Social care provision resources and services
Part of Co-production
This paper presents the process and outcomes of research in to service user and carer participation in developing social care services. This research was charged not with evaluating the impact of participation, but with scoping what is know about it and how evaluations are being conducted
The four central governments of the UK, with the support of the Economic and Social Research Council, asked SCIE to conduct a UK-wide consultation on how to increase social care research capacity. This consultation provides a picture of the views of people concerned about, or who have a stake in, the infrastructure for social care research and development. The report recommendations identify key issues in the consultation that need to be taken into account in strengthening research capacity and in coordinating developments across the UK.
The purpose of this report is to share ideas about self-advocacy for people with learning disabilities and those who are committed to supporting self-advocacy such as service providers, commissioners, parents and carers.
SCIE Research briefings
This knowledge review includes a review of research evidence on the outcomes valued by older people and the factors that facilitate and inhibit achieving these outcomes. It also contains a postal survey of localities and social services managers in England and Wales known to be interested in developing outcomes-focused approaches to older people's services; and in-depth studies in six localities.

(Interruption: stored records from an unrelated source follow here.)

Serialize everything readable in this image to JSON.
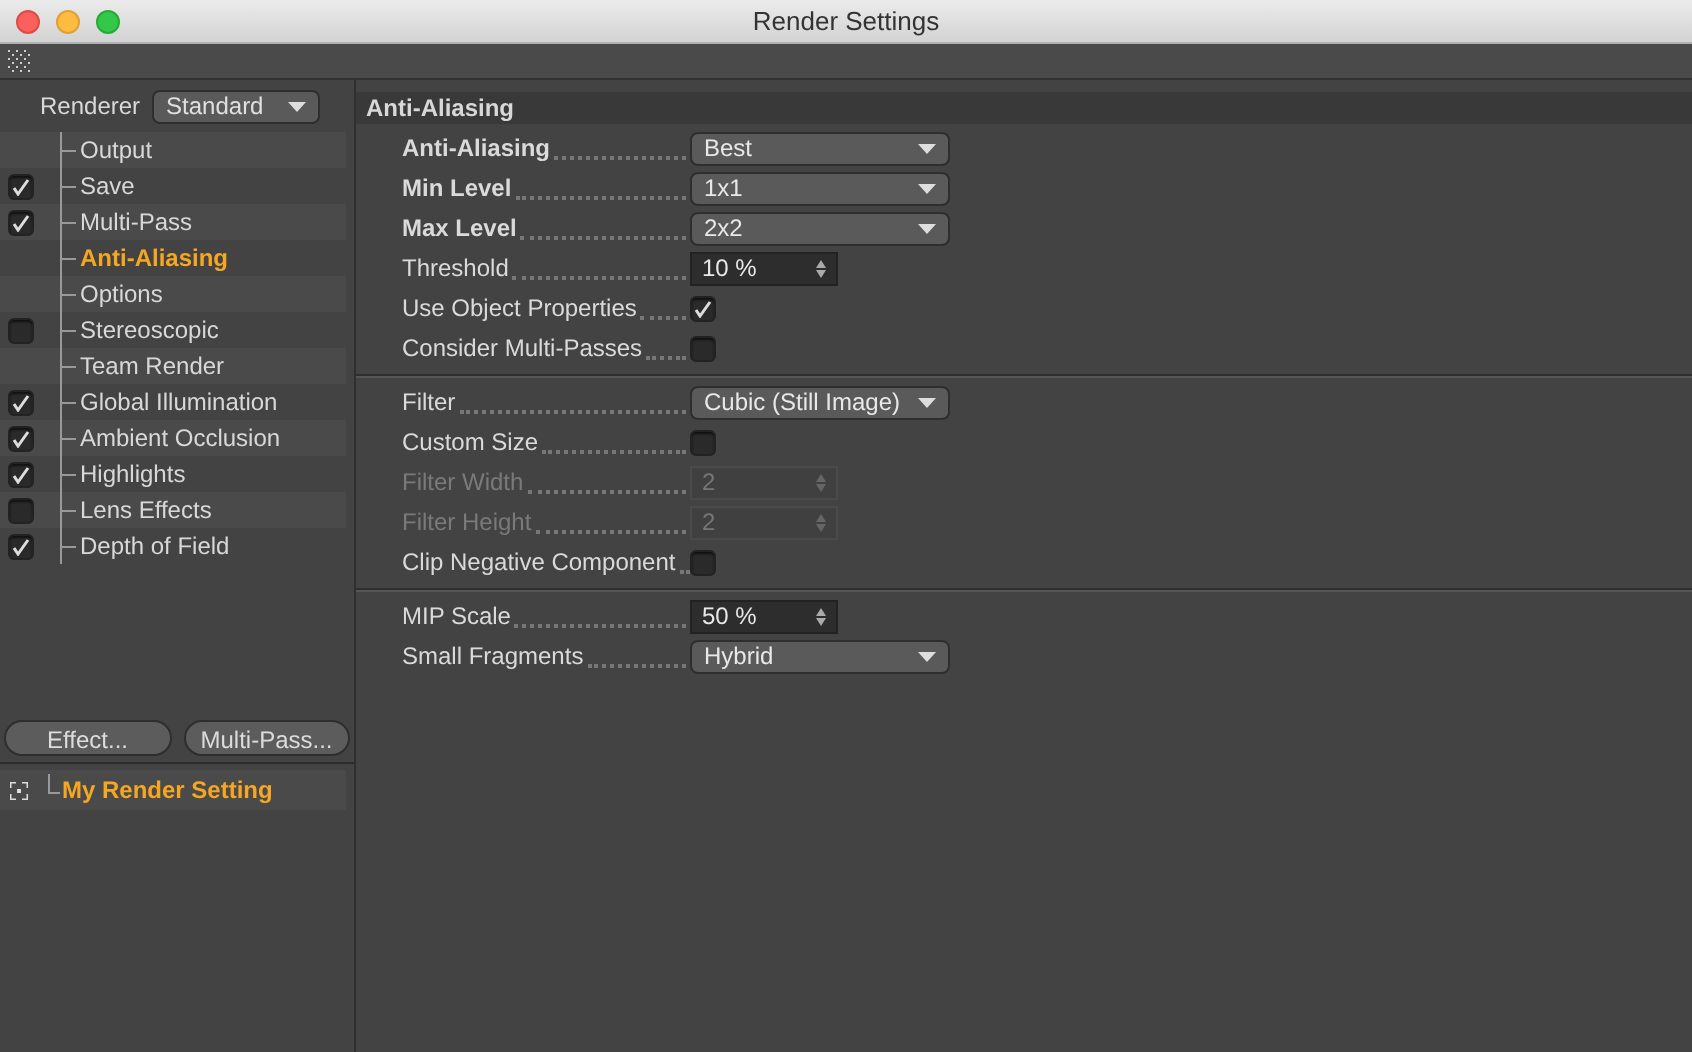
{
  "window": {
    "title": "Render Settings"
  },
  "renderer": {
    "label": "Renderer",
    "value": "Standard"
  },
  "sidebar": {
    "items": [
      {
        "label": "Output",
        "kind": "plain",
        "selected": false
      },
      {
        "label": "Save",
        "kind": "checkbox",
        "checked": true,
        "selected": false
      },
      {
        "label": "Multi-Pass",
        "kind": "checkbox",
        "checked": true,
        "selected": false
      },
      {
        "label": "Anti-Aliasing",
        "kind": "plain",
        "selected": true
      },
      {
        "label": "Options",
        "kind": "plain",
        "selected": false
      },
      {
        "label": "Stereoscopic",
        "kind": "checkbox",
        "checked": false,
        "selected": false
      },
      {
        "label": "Team Render",
        "kind": "plain",
        "selected": false
      },
      {
        "label": "Global Illumination",
        "kind": "checkbox",
        "checked": true,
        "selected": false
      },
      {
        "label": "Ambient Occlusion",
        "kind": "checkbox",
        "checked": true,
        "selected": false
      },
      {
        "label": "Highlights",
        "kind": "checkbox",
        "checked": true,
        "selected": false
      },
      {
        "label": "Lens Effects",
        "kind": "checkbox",
        "checked": false,
        "selected": false
      },
      {
        "label": "Depth of Field",
        "kind": "checkbox",
        "checked": true,
        "selected": false
      }
    ]
  },
  "buttons": [
    "Effect...",
    "Multi-Pass..."
  ],
  "settings_list": [
    {
      "label": "My Render Setting",
      "selected": true
    }
  ],
  "panel": {
    "title": "Anti-Aliasing",
    "sections": [
      [
        {
          "label": "Anti-Aliasing",
          "kind": "dropdown",
          "value": "Best",
          "bold": true,
          "disabled": false
        },
        {
          "label": "Min Level",
          "kind": "dropdown",
          "value": "1x1",
          "bold": true,
          "disabled": false
        },
        {
          "label": "Max Level",
          "kind": "dropdown",
          "value": "2x2",
          "bold": true,
          "disabled": false
        },
        {
          "label": "Threshold",
          "kind": "spinner",
          "value": "10 %",
          "bold": false,
          "disabled": false
        },
        {
          "label": "Use Object Properties",
          "kind": "checkbox",
          "checked": true,
          "bold": false,
          "disabled": false
        },
        {
          "label": "Consider Multi-Passes",
          "kind": "checkbox",
          "checked": false,
          "bold": false,
          "disabled": false
        }
      ],
      [
        {
          "label": "Filter",
          "kind": "dropdown",
          "value": "Cubic (Still Image)",
          "bold": false,
          "disabled": false
        },
        {
          "label": "Custom Size",
          "kind": "checkbox",
          "checked": false,
          "bold": false,
          "disabled": false
        },
        {
          "label": "Filter Width",
          "kind": "spinner",
          "value": "2",
          "bold": false,
          "disabled": true
        },
        {
          "label": "Filter Height",
          "kind": "spinner",
          "value": "2",
          "bold": false,
          "disabled": true
        },
        {
          "label": "Clip Negative Component",
          "kind": "checkbox",
          "checked": false,
          "bold": false,
          "disabled": false
        }
      ],
      [
        {
          "label": "MIP Scale",
          "kind": "spinner",
          "value": "50 %",
          "bold": false,
          "disabled": false
        },
        {
          "label": "Small Fragments",
          "kind": "dropdown",
          "value": "Hybrid",
          "bold": false,
          "disabled": false
        }
      ]
    ]
  }
}
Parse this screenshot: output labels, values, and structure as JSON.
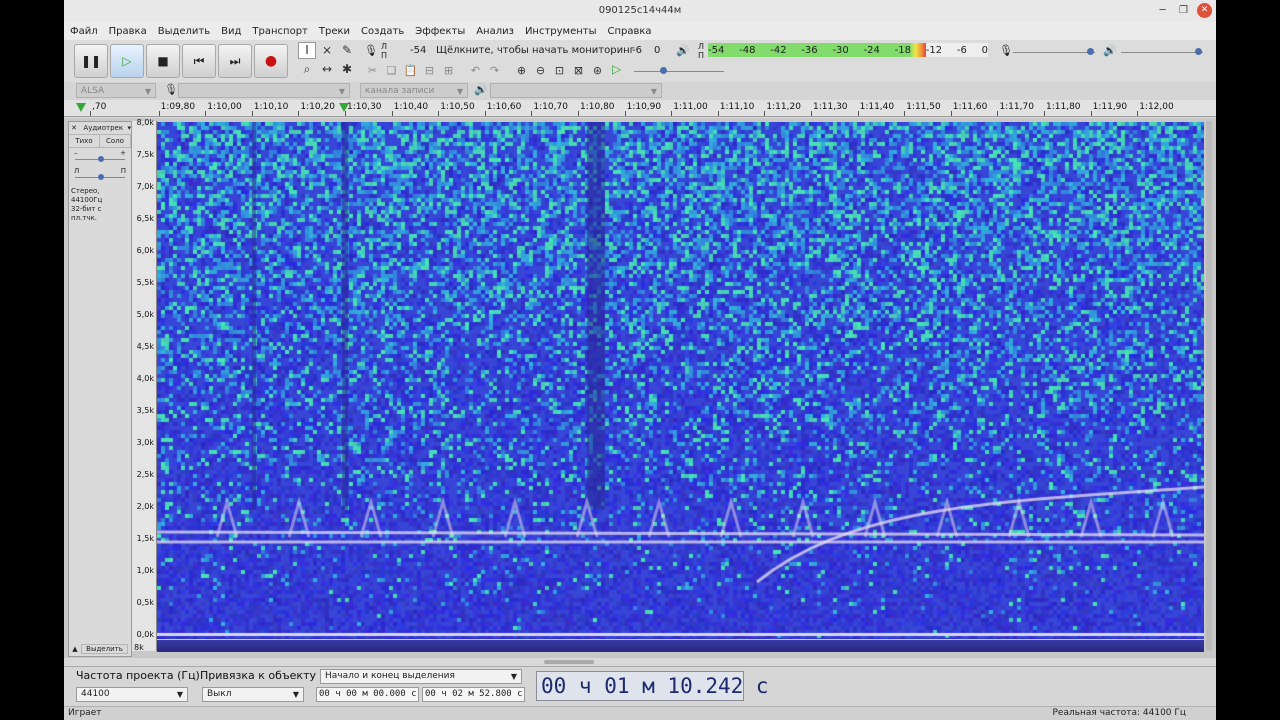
{
  "window": {
    "title": "090125с14ч44м"
  },
  "menu": [
    "Файл",
    "Правка",
    "Выделить",
    "Вид",
    "Транспорт",
    "Треки",
    "Создать",
    "Эффекты",
    "Анализ",
    "Инструменты",
    "Справка"
  ],
  "recording_meter": {
    "channels_l": "Л",
    "channels_r": "П",
    "db_left": "-54",
    "hint": "Щёлкните, чтобы начать мониторинг",
    "db_right": "-6",
    "db_zero": "0"
  },
  "playback_meter": {
    "ticks": [
      "-54",
      "-48",
      "-42",
      "-36",
      "-30",
      "-24",
      "-18",
      "-12",
      "-6",
      "0"
    ],
    "level_fraction": 0.78
  },
  "device": {
    "host": "ALSA",
    "channels": "канала записи (стерео)"
  },
  "ruler": {
    "ticks": [
      "1:09,70",
      "1:09,80",
      "1:10,00",
      "1:10,10",
      "1:10,20",
      "1:10,30",
      "1:10,40",
      "1:10,50",
      "1:10,60",
      "1:10,70",
      "1:10,80",
      "1:10,90",
      "1:11,00",
      "1:11,10",
      "1:11,20",
      "1:11,30",
      "1:11,40",
      "1:11,50",
      "1:11,60",
      "1:11,70",
      "1:11,80",
      "1:11,90",
      "1:12,00"
    ],
    "tick_first_label": ",70"
  },
  "track": {
    "name": "Аудиотрек",
    "mute": "Тихо",
    "solo": "Соло",
    "gain_minus": "–",
    "gain_plus": "+",
    "pan_left": "Л",
    "pan_right": "П",
    "info_line1": "Стерео, 44100Гц",
    "info_line2": "32-бит с пл.тчк.",
    "select": "Выделить",
    "gain_level": 0.5,
    "pan_level": 0.5
  },
  "freq_axis": {
    "labels": [
      "8,0k",
      "7,5k",
      "7,0k",
      "6,5k",
      "6,0k",
      "5,5k",
      "5,0k",
      "4,5k",
      "4,0k",
      "3,5k",
      "3,0k",
      "2,5k",
      "2,0k",
      "1,5k",
      "1,0k",
      "0,5k",
      "0,0k"
    ],
    "bottom": "8k"
  },
  "selection_toolbar": {
    "rate_label": "Частота проекта (Гц)",
    "snap_label": "Привязка к объекту",
    "rate_value": "44100",
    "snap_value": "Выкл",
    "mode": "Начало и конец выделения",
    "start": "00 ч 00 м 00.000 с",
    "end": "00 ч 02 м 52.800 с",
    "position": "00 ч 01 м 10.242 с"
  },
  "status": {
    "left": "Играет",
    "right": "Реальная частота: 44100 Гц"
  },
  "colors": {
    "spectrogram_bg": "#3b3bd6",
    "spectrogram_hot": "#4fd0b0",
    "tone_line": "#e8e0f0",
    "play_green": "#35a835",
    "record_red": "#cc1111"
  }
}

This guide offers quick and easy access to practice knowledge about assessment, care planning and social work in adult placement services. It includes key research findings and ideas from practice, with reference to current Government policy and legislation; suggests how commissioners and care managers, and adult placement schemes, can improve outcomes for people who use adult placement; and provides links to further information."
This discussion paper attempts to describe the specific experiences of refugees and asylum seekers with social care needs. It also makes recommendations for services to meet refugees and asylum seekers' needs more effectively. The paper also highlights the difference between refugees and asylum seekers.
This discussion paper considers the characteristics of social care organisations that successfully promote diversity, and explores research on the barriers to promoting diversity and how they can be overcome.
This discussion paper explains the latest legislation on direct payments and how it is meant to work. It also looks at why black and minority ethnic service users and carers are unable to fully embrace direct payments. Finally, it poses a number of questions that address ways in which direct payments services can be effective for black and minority ethnic service users and carers.
The paper aims to identify what is happening in the social care sector with the involvement of carers and the impact participation has had on service improvement. It complements Position paper 3: Has service user involvement made a difference to social care services?